Pink has also moonlighted as an actress over the years, appearing in several box-office hits. She played herself in 2010’s Get Him to the Greek and 2016’s Popstar: Never Stop Stopping. She also landed the roles of Gloria in Happy Feet Two, Dede in Thanks for Sharing and Carolyn in Catacombs.
Pink’s romantic life has been as enduring as her professional. She first met husband Carey Hart, a professional motocross racer, at Philadelphia’s X Games in 2001. The pair married five years later, before announcing their split in 2008. However, the couple reunited in 2010, and the next year they welcomed their first child, Willow Sage, into the world.
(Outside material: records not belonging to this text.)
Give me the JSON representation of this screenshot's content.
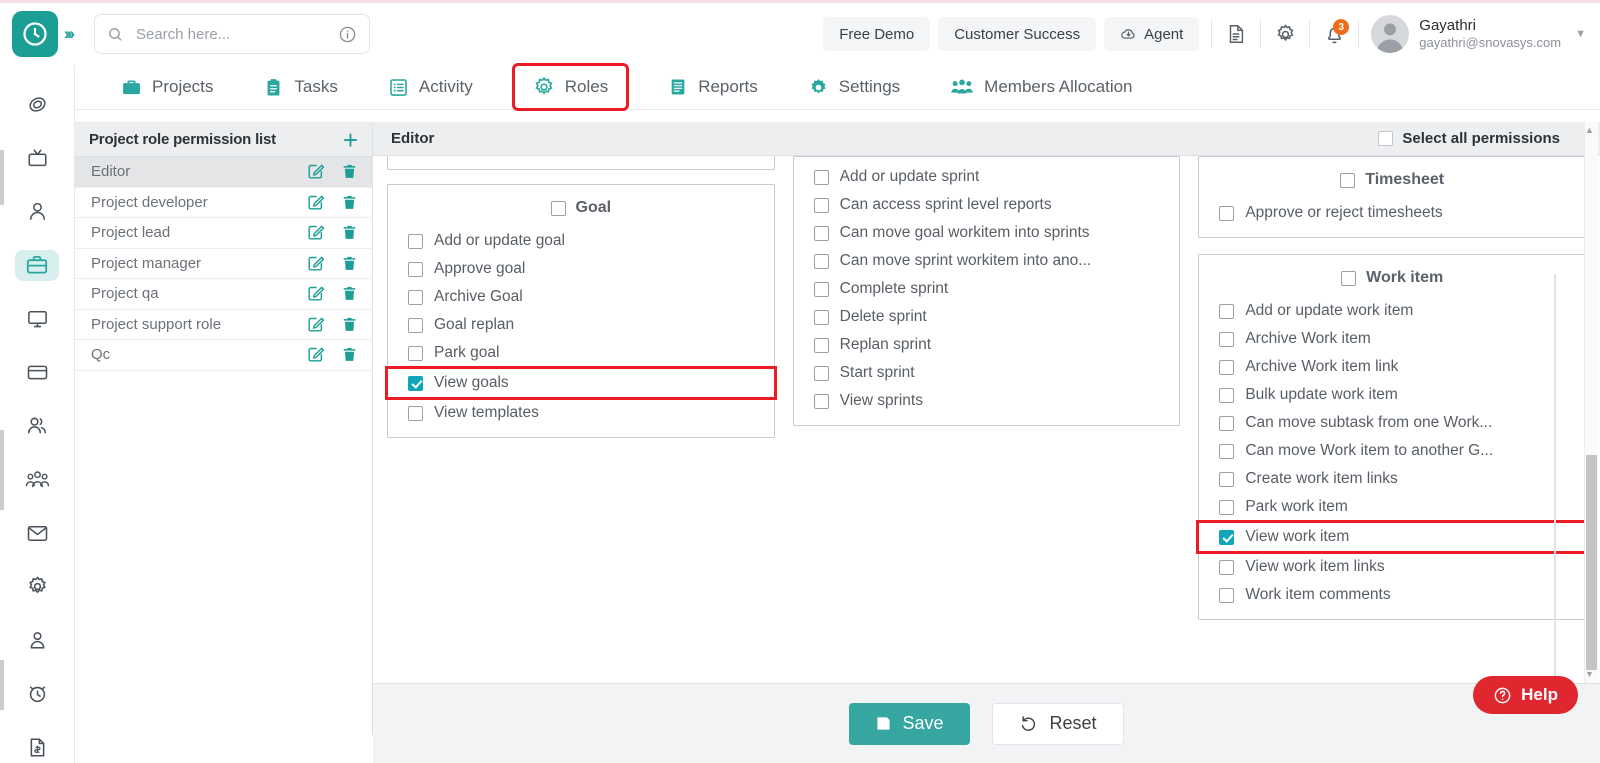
{
  "header": {
    "logo_icon": "clock-logo-icon",
    "expand_icon": "chevron-double-right-icon",
    "search": {
      "placeholder": "Search here...",
      "value": "",
      "icon": "search-icon",
      "info_icon": "info-circle-icon"
    },
    "pills": [
      {
        "label": "Free Demo",
        "name": "free-demo-button",
        "icon": null
      },
      {
        "label": "Customer Success",
        "name": "customer-success-button",
        "icon": null
      },
      {
        "label": "Agent",
        "name": "agent-button",
        "icon": "agent-cloud-icon"
      }
    ],
    "icons": [
      {
        "name": "document-icon"
      },
      {
        "name": "gear-icon"
      }
    ],
    "notifications": {
      "icon": "bell-icon",
      "count": "3",
      "badge_color": "#ef6c1a"
    },
    "user": {
      "name": "Gayathri",
      "email": "gayathri@snovasys.com",
      "avatar": "avatar",
      "caret": "chevron-down-icon"
    }
  },
  "nav": {
    "tabs": [
      {
        "label": "Projects",
        "icon": "briefcase-icon",
        "active": false
      },
      {
        "label": "Tasks",
        "icon": "clipboard-icon",
        "active": false
      },
      {
        "label": "Activity",
        "icon": "list-box-icon",
        "active": false
      },
      {
        "label": "Roles",
        "icon": "roles-target-icon",
        "active": true
      },
      {
        "label": "Reports",
        "icon": "report-icon",
        "active": false
      },
      {
        "label": "Settings",
        "icon": "gear-icon",
        "active": false
      },
      {
        "label": "Members Allocation",
        "icon": "members-icon",
        "active": false
      }
    ]
  },
  "rail": {
    "items": [
      {
        "name": "sidebar-item-dashboard",
        "icon": "spiral-icon",
        "active": false
      },
      {
        "name": "sidebar-item-tv",
        "icon": "tv-icon",
        "active": false
      },
      {
        "name": "sidebar-item-profile",
        "icon": "person-icon",
        "active": false
      },
      {
        "name": "sidebar-item-projects",
        "icon": "briefcase-icon",
        "active": true
      },
      {
        "name": "sidebar-item-monitor",
        "icon": "monitor-icon",
        "active": false
      },
      {
        "name": "sidebar-item-billing",
        "icon": "card-icon",
        "active": false
      },
      {
        "name": "sidebar-item-users",
        "icon": "users-icon",
        "active": false
      },
      {
        "name": "sidebar-item-teams",
        "icon": "team-icon",
        "active": false
      },
      {
        "name": "sidebar-item-mail",
        "icon": "envelope-icon",
        "active": false
      },
      {
        "name": "sidebar-item-settings",
        "icon": "gear-icon",
        "active": false
      },
      {
        "name": "sidebar-item-account",
        "icon": "person-badge-icon",
        "active": false
      },
      {
        "name": "sidebar-item-timer",
        "icon": "alarm-clock-icon",
        "active": false
      },
      {
        "name": "sidebar-item-invoice",
        "icon": "invoice-icon",
        "active": false
      }
    ]
  },
  "roles_panel": {
    "title": "Project role permission list",
    "add_icon": "plus-icon",
    "edit_icon": "edit-icon",
    "delete_icon": "trash-icon",
    "roles": [
      {
        "label": "Editor",
        "selected": true
      },
      {
        "label": "Project developer",
        "selected": false
      },
      {
        "label": "Project lead",
        "selected": false
      },
      {
        "label": "Project manager",
        "selected": false
      },
      {
        "label": "Project qa",
        "selected": false
      },
      {
        "label": "Project support role",
        "selected": false
      },
      {
        "label": "Qc",
        "selected": false
      }
    ]
  },
  "content": {
    "title": "Editor",
    "select_all_label": "Select all permissions",
    "select_all_checked": false,
    "columns": [
      {
        "name": "column-goal",
        "partial_card_above": true,
        "cards": [
          {
            "title": "Goal",
            "title_checked": false,
            "permissions": [
              {
                "label": "Add or update goal",
                "checked": false,
                "highlight": false
              },
              {
                "label": "Approve goal",
                "checked": false,
                "highlight": false
              },
              {
                "label": "Archive Goal",
                "checked": false,
                "highlight": false
              },
              {
                "label": "Goal replan",
                "checked": false,
                "highlight": false
              },
              {
                "label": "Park goal",
                "checked": false,
                "highlight": false
              },
              {
                "label": "View goals",
                "checked": true,
                "highlight": true
              },
              {
                "label": "View templates",
                "checked": false,
                "highlight": false
              }
            ]
          }
        ]
      },
      {
        "name": "column-sprint",
        "partial_card_above": false,
        "cards": [
          {
            "title": null,
            "title_checked": false,
            "permissions": [
              {
                "label": "Add or update sprint",
                "checked": false,
                "highlight": false
              },
              {
                "label": "Can access sprint level reports",
                "checked": false,
                "highlight": false
              },
              {
                "label": "Can move goal workitem into sprints",
                "checked": false,
                "highlight": false
              },
              {
                "label": "Can move sprint workitem into ano...",
                "checked": false,
                "highlight": false
              },
              {
                "label": "Complete sprint",
                "checked": false,
                "highlight": false
              },
              {
                "label": "Delete sprint",
                "checked": false,
                "highlight": false
              },
              {
                "label": "Replan sprint",
                "checked": false,
                "highlight": false
              },
              {
                "label": "Start sprint",
                "checked": false,
                "highlight": false
              },
              {
                "label": "View sprints",
                "checked": false,
                "highlight": false
              }
            ]
          }
        ]
      },
      {
        "name": "column-work-item",
        "partial_card_above": false,
        "cards": [
          {
            "title": "Timesheet",
            "title_checked": false,
            "permissions": [
              {
                "label": "Approve or reject timesheets",
                "checked": false,
                "highlight": false
              }
            ]
          },
          {
            "title": "Work item",
            "title_checked": false,
            "permissions": [
              {
                "label": "Add or update work item",
                "checked": false,
                "highlight": false
              },
              {
                "label": "Archive Work item",
                "checked": false,
                "highlight": false
              },
              {
                "label": "Archive Work item link",
                "checked": false,
                "highlight": false
              },
              {
                "label": "Bulk update work item",
                "checked": false,
                "highlight": false
              },
              {
                "label": "Can move subtask from one Work...",
                "checked": false,
                "highlight": false
              },
              {
                "label": "Can move Work item to another G...",
                "checked": false,
                "highlight": false
              },
              {
                "label": "Create work item links",
                "checked": false,
                "highlight": false
              },
              {
                "label": "Park work item",
                "checked": false,
                "highlight": false
              },
              {
                "label": "View work item",
                "checked": true,
                "highlight": true
              },
              {
                "label": "View work item links",
                "checked": false,
                "highlight": false
              },
              {
                "label": "Work item comments",
                "checked": false,
                "highlight": false
              }
            ]
          }
        ]
      }
    ]
  },
  "footer": {
    "save_label": "Save",
    "save_icon": "floppy-save-icon",
    "reset_label": "Reset",
    "reset_icon": "undo-icon"
  },
  "help": {
    "label": "Help",
    "icon": "question-circle-icon"
  },
  "colors": {
    "brand_teal": "#1a9e96",
    "checkbox_checked": "#0fa6b8",
    "annotation_red": "#ec1c24",
    "help_red": "#e0262f",
    "badge_orange": "#ef6c1a"
  }
}
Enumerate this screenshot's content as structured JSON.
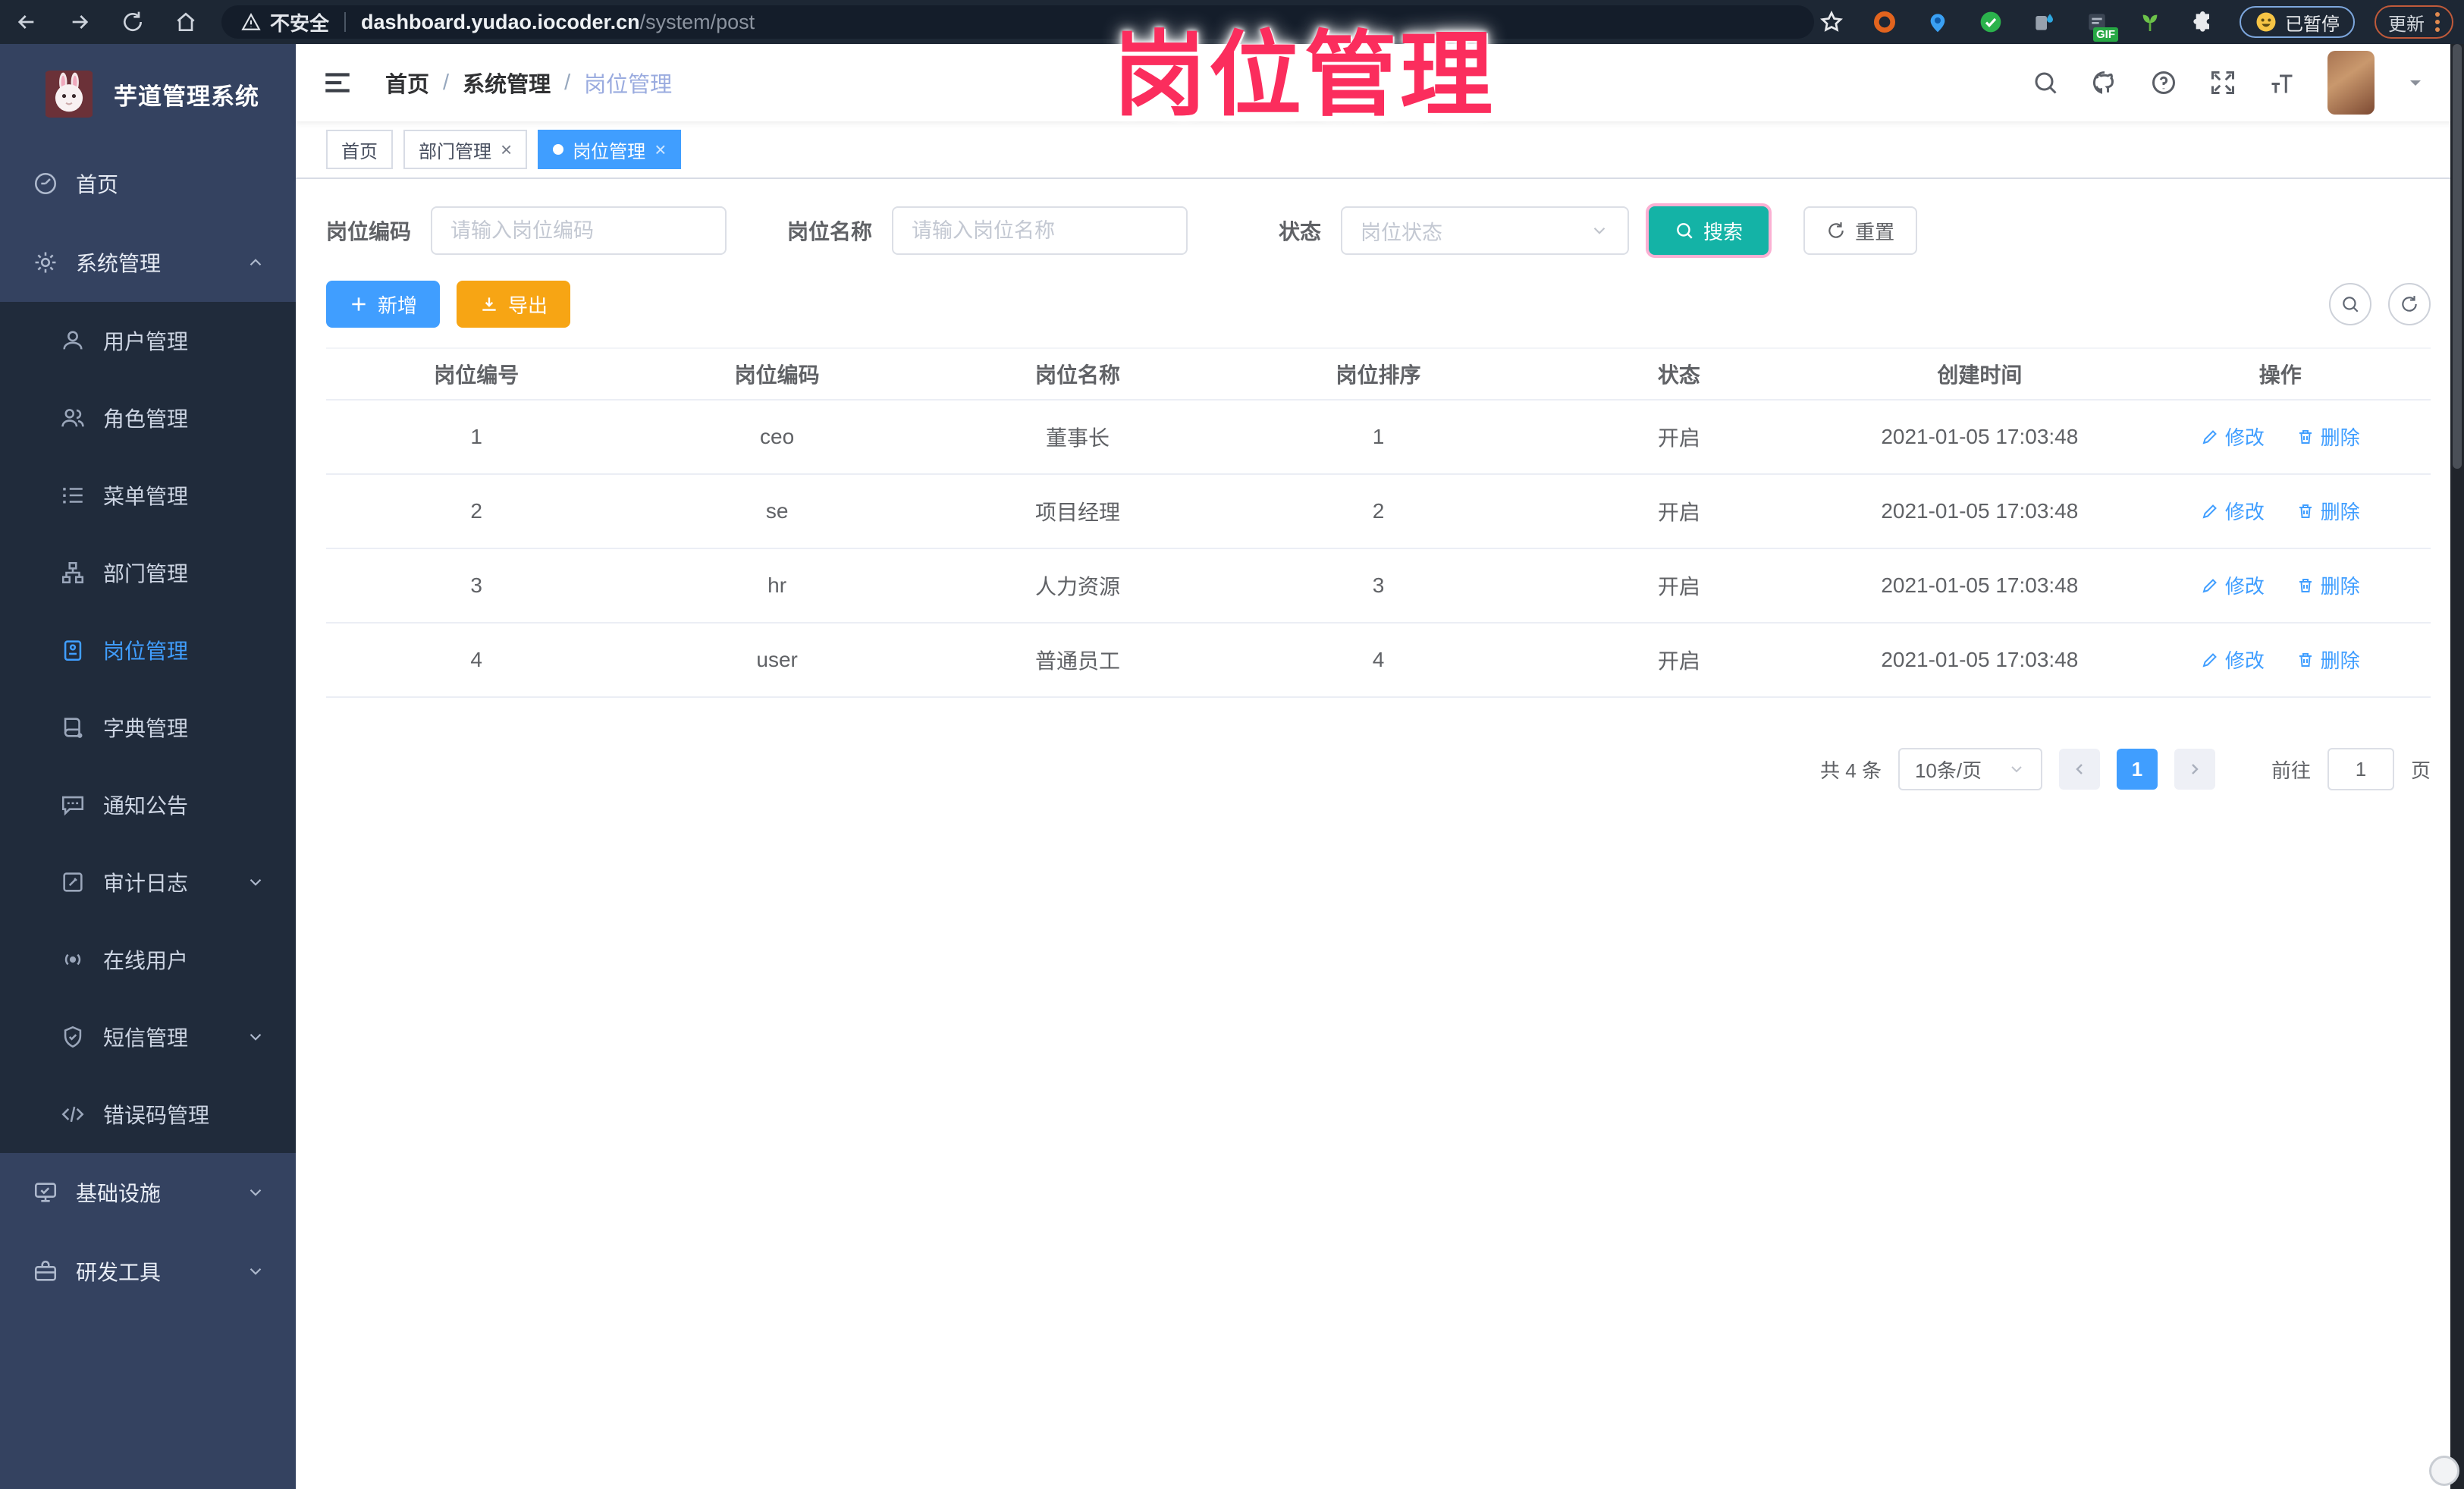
{
  "colors": {
    "accent": "#409eff",
    "teal": "#14b3a6",
    "warning": "#f7a514",
    "overlay_pink": "#fb2d5d",
    "sidebar_bg": "#344260",
    "submenu_bg": "#202b3b"
  },
  "browser": {
    "security_label": "不安全",
    "url_domain": "dashboard.yudao.iocoder.cn",
    "url_path": "/system/post",
    "paused_label": "已暂停",
    "update_label": "更新",
    "gif_badge": "GIF"
  },
  "overlay_title": "岗位管理",
  "sidebar": {
    "app_title": "芋道管理系统",
    "items": [
      {
        "label": "首页"
      },
      {
        "label": "系统管理"
      },
      {
        "label": "用户管理"
      },
      {
        "label": "角色管理"
      },
      {
        "label": "菜单管理"
      },
      {
        "label": "部门管理"
      },
      {
        "label": "岗位管理"
      },
      {
        "label": "字典管理"
      },
      {
        "label": "通知公告"
      },
      {
        "label": "审计日志"
      },
      {
        "label": "在线用户"
      },
      {
        "label": "短信管理"
      },
      {
        "label": "错误码管理"
      },
      {
        "label": "基础设施"
      },
      {
        "label": "研发工具"
      }
    ]
  },
  "header": {
    "breadcrumb": [
      "首页",
      "系统管理",
      "岗位管理"
    ],
    "separator": "/"
  },
  "tabs": [
    {
      "label": "首页"
    },
    {
      "label": "部门管理"
    },
    {
      "label": "岗位管理"
    }
  ],
  "filter": {
    "code_label": "岗位编码",
    "code_placeholder": "请输入岗位编码",
    "name_label": "岗位名称",
    "name_placeholder": "请输入岗位名称",
    "status_label": "状态",
    "status_placeholder": "岗位状态",
    "search_label": "搜索",
    "reset_label": "重置"
  },
  "toolbar": {
    "add_label": "新增",
    "export_label": "导出"
  },
  "table": {
    "columns": [
      "岗位编号",
      "岗位编码",
      "岗位名称",
      "岗位排序",
      "状态",
      "创建时间",
      "操作"
    ],
    "rows": [
      {
        "id": "1",
        "code": "ceo",
        "name": "董事长",
        "sort": "1",
        "status": "开启",
        "time": "2021-01-05 17:03:48"
      },
      {
        "id": "2",
        "code": "se",
        "name": "项目经理",
        "sort": "2",
        "status": "开启",
        "time": "2021-01-05 17:03:48"
      },
      {
        "id": "3",
        "code": "hr",
        "name": "人力资源",
        "sort": "3",
        "status": "开启",
        "time": "2021-01-05 17:03:48"
      },
      {
        "id": "4",
        "code": "user",
        "name": "普通员工",
        "sort": "4",
        "status": "开启",
        "time": "2021-01-05 17:03:48"
      }
    ],
    "edit_label": "修改",
    "delete_label": "删除"
  },
  "pagination": {
    "total": "共 4 条",
    "page_size": "10条/页",
    "current": "1",
    "goto_label": "前往",
    "goto_value": "1",
    "page_unit": "页"
  }
}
Their son Jameson Moon was born in 2016.
Pink has also built a reputation as pop’s feistiest diva. And one particular Twitter troll found that out to their cost in 2018. After radio station 102.7 KIIS FM sent out a tweet featuring a picture of the singer in concert, huachinango83 decided to respond in less than complimentary fashion. They replied, “Wow Pink looks so old that she should be named Purple instead.”
The Twitter troll not only replied to the radio station who posted the original tweet but to Pink herself. And, of course, the singer wasn’t going to take that lying down. The Grammy winner began her comeback with, “You must be from L.A. Well, there are a few people left in the world that choose to age naturally.”
Pink then continued to put huachinango83 in their place, adding, “And I’ve earned every f—ing minute of my 38 years. How you lookin’ though? ‘Cause I never heard of ya ’til you put my name in your mouth. I shall call you little purple troll.”
And Pink wasn’t done there. She added, “I am of the mindset that it’s a blessing to grow old — that if your face has lines around your eyes and mouth it means you’ve laughed a lot. I pray I look older in 10 years, cause that will mean I’m alive.”
Pink’s comeback received more than 10,000 retweets and 68,000 likes. One particularly supportive admirer told the star that he would still like to see her performing her famously acrobatic shows when she’s an octogenarian. The star jokingly replied, “I’ll call it ‘the wrinkles and rolls tour.’”
Pink’s response received some strong support from a fellow A-list talent. Reese Witherspoon tweeted, “Agree Pink! We are supposed to grow old, and our faces and our bodies that carry us through this life. Gotta have gratitude for every minute on this Earth.”
A month earlier Pink had told People magazine that she’s always keen to fight back when it comes to online abuse. She said, “Constructive criticism is one thing, and I take that all day long. But there needs to be some accountability to all this anonymous keyboard warrioring.”
Pink went on to add, “Certain things push my button. You would never say that to my face. Please, come do it. Let’s talk about it, let’s see who you are.” She then revealed that she also prefers to tackle her haters head on “to provide some accountability for people.”
“That sends a message out there to people that are anonymous and hateful that their rug’s going to get pulled sometimes and publicly,” Pink continued. “And their account’s going to get shut down because they’re not going to be able to handle it because they’re not as big and bad as they pretend to be.” And she also wants daughter Willow to follow in her footsteps.
“I’m a truth-teller,” Pink told People. “I tell my daughter the truth. I let her be six, but I want her to know about fairness and kindness, and that you have to fight for your rights, and that sometimes girls aren’t paid as much as boys for the same job, and girls aren’t treated the same and that they have to work harder for everything.”